All of the entries below are to be copied word for word.
===== DATA EXTRACT =====
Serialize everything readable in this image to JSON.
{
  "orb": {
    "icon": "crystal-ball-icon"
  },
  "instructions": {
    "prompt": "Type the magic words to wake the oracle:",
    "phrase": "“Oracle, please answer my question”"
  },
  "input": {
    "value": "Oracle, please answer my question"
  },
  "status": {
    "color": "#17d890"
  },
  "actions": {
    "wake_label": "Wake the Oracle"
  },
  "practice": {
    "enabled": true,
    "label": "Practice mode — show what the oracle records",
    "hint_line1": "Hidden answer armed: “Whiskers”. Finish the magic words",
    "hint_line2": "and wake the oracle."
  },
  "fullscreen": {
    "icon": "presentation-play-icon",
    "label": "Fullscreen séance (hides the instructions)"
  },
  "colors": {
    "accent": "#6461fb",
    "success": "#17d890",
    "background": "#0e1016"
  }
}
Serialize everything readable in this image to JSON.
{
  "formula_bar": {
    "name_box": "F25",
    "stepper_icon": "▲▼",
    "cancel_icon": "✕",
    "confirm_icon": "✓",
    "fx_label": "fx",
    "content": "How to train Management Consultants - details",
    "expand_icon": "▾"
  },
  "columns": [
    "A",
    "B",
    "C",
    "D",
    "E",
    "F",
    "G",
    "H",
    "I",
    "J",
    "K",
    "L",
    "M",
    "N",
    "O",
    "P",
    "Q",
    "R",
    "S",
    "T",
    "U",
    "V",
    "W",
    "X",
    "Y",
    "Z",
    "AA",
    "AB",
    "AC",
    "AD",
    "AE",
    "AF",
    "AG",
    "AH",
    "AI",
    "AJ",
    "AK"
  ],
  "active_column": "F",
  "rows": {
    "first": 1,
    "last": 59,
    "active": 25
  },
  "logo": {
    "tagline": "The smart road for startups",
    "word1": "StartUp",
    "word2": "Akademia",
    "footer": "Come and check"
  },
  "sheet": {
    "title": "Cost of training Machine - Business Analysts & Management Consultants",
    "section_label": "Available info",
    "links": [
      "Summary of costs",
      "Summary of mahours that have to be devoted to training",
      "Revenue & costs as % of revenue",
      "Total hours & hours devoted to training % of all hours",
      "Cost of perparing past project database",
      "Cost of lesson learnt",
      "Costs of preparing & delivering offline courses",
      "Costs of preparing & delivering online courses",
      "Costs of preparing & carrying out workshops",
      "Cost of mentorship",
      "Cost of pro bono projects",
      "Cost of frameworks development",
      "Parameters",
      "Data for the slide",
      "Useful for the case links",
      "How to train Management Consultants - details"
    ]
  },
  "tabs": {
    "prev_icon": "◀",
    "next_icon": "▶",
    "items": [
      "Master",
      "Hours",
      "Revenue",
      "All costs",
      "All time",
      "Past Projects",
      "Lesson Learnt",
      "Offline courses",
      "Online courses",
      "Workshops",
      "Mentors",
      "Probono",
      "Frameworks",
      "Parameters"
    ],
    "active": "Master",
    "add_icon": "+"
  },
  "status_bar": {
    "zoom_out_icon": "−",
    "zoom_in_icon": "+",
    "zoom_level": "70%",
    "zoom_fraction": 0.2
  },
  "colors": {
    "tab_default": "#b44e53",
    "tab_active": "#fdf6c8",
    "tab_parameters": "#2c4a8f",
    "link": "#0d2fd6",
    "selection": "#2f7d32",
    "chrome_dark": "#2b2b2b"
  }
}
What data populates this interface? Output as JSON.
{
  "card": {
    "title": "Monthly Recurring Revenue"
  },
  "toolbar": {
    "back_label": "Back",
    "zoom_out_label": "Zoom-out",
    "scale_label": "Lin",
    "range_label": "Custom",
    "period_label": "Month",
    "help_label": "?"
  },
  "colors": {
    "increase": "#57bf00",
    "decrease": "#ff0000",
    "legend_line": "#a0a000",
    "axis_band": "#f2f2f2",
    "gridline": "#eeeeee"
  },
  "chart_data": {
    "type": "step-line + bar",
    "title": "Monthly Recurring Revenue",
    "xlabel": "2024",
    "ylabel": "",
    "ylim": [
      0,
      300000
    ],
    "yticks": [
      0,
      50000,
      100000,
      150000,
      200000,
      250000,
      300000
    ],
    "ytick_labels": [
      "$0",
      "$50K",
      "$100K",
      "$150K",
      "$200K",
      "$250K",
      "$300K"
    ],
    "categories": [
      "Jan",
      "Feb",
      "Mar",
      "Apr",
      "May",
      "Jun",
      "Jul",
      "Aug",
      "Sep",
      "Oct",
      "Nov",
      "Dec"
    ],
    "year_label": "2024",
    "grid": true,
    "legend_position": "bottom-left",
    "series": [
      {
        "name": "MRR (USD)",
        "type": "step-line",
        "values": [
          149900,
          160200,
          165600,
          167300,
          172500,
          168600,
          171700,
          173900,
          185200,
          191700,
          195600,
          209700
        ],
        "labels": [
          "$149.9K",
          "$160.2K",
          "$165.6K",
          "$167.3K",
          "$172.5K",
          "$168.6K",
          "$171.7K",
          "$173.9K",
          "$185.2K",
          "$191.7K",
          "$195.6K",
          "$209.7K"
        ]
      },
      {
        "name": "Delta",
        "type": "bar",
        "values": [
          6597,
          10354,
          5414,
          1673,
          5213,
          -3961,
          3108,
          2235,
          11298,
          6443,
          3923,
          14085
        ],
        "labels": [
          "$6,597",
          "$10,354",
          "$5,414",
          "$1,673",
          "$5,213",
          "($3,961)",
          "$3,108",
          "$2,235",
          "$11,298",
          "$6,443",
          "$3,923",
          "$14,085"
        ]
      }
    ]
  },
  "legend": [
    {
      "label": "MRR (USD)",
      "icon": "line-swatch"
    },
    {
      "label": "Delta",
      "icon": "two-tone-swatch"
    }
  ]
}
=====
#### TASK ANSWER
Serialize everything readable in this image to JSON.
{
  "orb": {
    "icon": "crystal-ball-icon"
  },
  "instructions": {
    "prompt": "Type the magic words to wake the oracle:",
    "phrase": "“Oracle, please answer my question”"
  },
  "input": {
    "value": "Oracle, please answer my question"
  },
  "status": {
    "color": "#17d890"
  },
  "actions": {
    "wake_label": "Wake the Oracle"
  },
  "practice": {
    "enabled": true,
    "label": "Practice mode — show what the oracle records",
    "hint_line1": "Hidden answer armed: “Whiskers”. Finish the magic words",
    "hint_line2": "and wake the oracle."
  },
  "fullscreen": {
    "icon": "presentation-play-icon",
    "label": "Fullscreen séance (hides the instructions)"
  },
  "colors": {
    "accent": "#6461fb",
    "success": "#17d890",
    "background": "#0e1016"
  }
}
Serialize everything readable in this image to JSON.
{
  "formula_bar": {
    "name_box": "F25",
    "stepper_icon": "▲▼",
    "cancel_icon": "✕",
    "confirm_icon": "✓",
    "fx_label": "fx",
    "content": "How to train Management Consultants - details",
    "expand_icon": "▾"
  },
  "columns": [
    "A",
    "B",
    "C",
    "D",
    "E",
    "F",
    "G",
    "H",
    "I",
    "J",
    "K",
    "L",
    "M",
    "N",
    "O",
    "P",
    "Q",
    "R",
    "S",
    "T",
    "U",
    "V",
    "W",
    "X",
    "Y",
    "Z",
    "AA",
    "AB",
    "AC",
    "AD",
    "AE",
    "AF",
    "AG",
    "AH",
    "AI",
    "AJ",
    "AK"
  ],
  "active_column": "F",
  "rows": {
    "first": 1,
    "last": 59,
    "active": 25
  },
  "logo": {
    "tagline": "The smart road for startups",
    "word1": "StartUp",
    "word2": "Akademia",
    "footer": "Come and check"
  },
  "sheet": {
    "title": "Cost of training Machine - Business Analysts & Management Consultants",
    "section_label": "Available info",
    "links": [
      "Summary of costs",
      "Summary of mahours that have to be devoted to training",
      "Revenue & costs as % of revenue",
      "Total hours & hours devoted to training % of all hours",
      "Cost of perparing past project database",
      "Cost of lesson learnt",
      "Costs of preparing & delivering offline courses",
      "Costs of preparing & delivering online courses",
      "Costs of preparing & carrying out workshops",
      "Cost of mentorship",
      "Cost of pro bono projects",
      "Cost of frameworks development",
      "Parameters",
      "Data for the slide",
      "Useful for the case links",
      "How to train Management Consultants - details"
    ]
  },
  "tabs": {
    "prev_icon": "◀",
    "next_icon": "▶",
    "items": [
      "Master",
      "Hours",
      "Revenue",
      "All costs",
      "All time",
      "Past Projects",
      "Lesson Learnt",
      "Offline courses",
      "Online courses",
      "Workshops",
      "Mentors",
      "Probono",
      "Frameworks",
      "Parameters"
    ],
    "active": "Master",
    "add_icon": "+"
  },
  "status_bar": {
    "zoom_out_icon": "−",
    "zoom_in_icon": "+",
    "zoom_level": "70%",
    "zoom_fraction": 0.2
  },
  "colors": {
    "tab_default": "#b44e53",
    "tab_active": "#fdf6c8",
    "tab_parameters": "#2c4a8f",
    "link": "#0d2fd6",
    "selection": "#2f7d32",
    "chrome_dark": "#2b2b2b"
  }
}
What data populates this interface? Output as JSON.
{
  "card": {
    "title": "Monthly Recurring Revenue"
  },
  "toolbar": {
    "back_label": "Back",
    "zoom_out_label": "Zoom-out",
    "scale_label": "Lin",
    "range_label": "Custom",
    "period_label": "Month",
    "help_label": "?"
  },
  "colors": {
    "increase": "#57bf00",
    "decrease": "#ff0000",
    "legend_line": "#a0a000",
    "axis_band": "#f2f2f2",
    "gridline": "#eeeeee"
  },
  "chart_data": {
    "type": "step-line + bar",
    "title": "Monthly Recurring Revenue",
    "xlabel": "2024",
    "ylabel": "",
    "ylim": [
      0,
      300000
    ],
    "yticks": [
      0,
      50000,
      100000,
      150000,
      200000,
      250000,
      300000
    ],
    "ytick_labels": [
      "$0",
      "$50K",
      "$100K",
      "$150K",
      "$200K",
      "$250K",
      "$300K"
    ],
    "categories": [
      "Jan",
      "Feb",
      "Mar",
      "Apr",
      "May",
      "Jun",
      "Jul",
      "Aug",
      "Sep",
      "Oct",
      "Nov",
      "Dec"
    ],
    "year_label": "2024",
    "grid": true,
    "legend_position": "bottom-left",
    "series": [
      {
        "name": "MRR (USD)",
        "type": "step-line",
        "values": [
          149900,
          160200,
          165600,
          167300,
          172500,
          168600,
          171700,
          173900,
          185200,
          191700,
          195600,
          209700
        ],
        "labels": [
          "$149.9K",
          "$160.2K",
          "$165.6K",
          "$167.3K",
          "$172.5K",
          "$168.6K",
          "$171.7K",
          "$173.9K",
          "$185.2K",
          "$191.7K",
          "$195.6K",
          "$209.7K"
        ]
      },
      {
        "name": "Delta",
        "type": "bar",
        "values": [
          6597,
          10354,
          5414,
          1673,
          5213,
          -3961,
          3108,
          2235,
          11298,
          6443,
          3923,
          14085
        ],
        "labels": [
          "$6,597",
          "$10,354",
          "$5,414",
          "$1,673",
          "$5,213",
          "($3,961)",
          "$3,108",
          "$2,235",
          "$11,298",
          "$6,443",
          "$3,923",
          "$14,085"
        ]
      }
    ]
  },
  "legend": [
    {
      "label": "MRR (USD)",
      "icon": "line-swatch"
    },
    {
      "label": "Delta",
      "icon": "two-tone-swatch"
    }
  ]
}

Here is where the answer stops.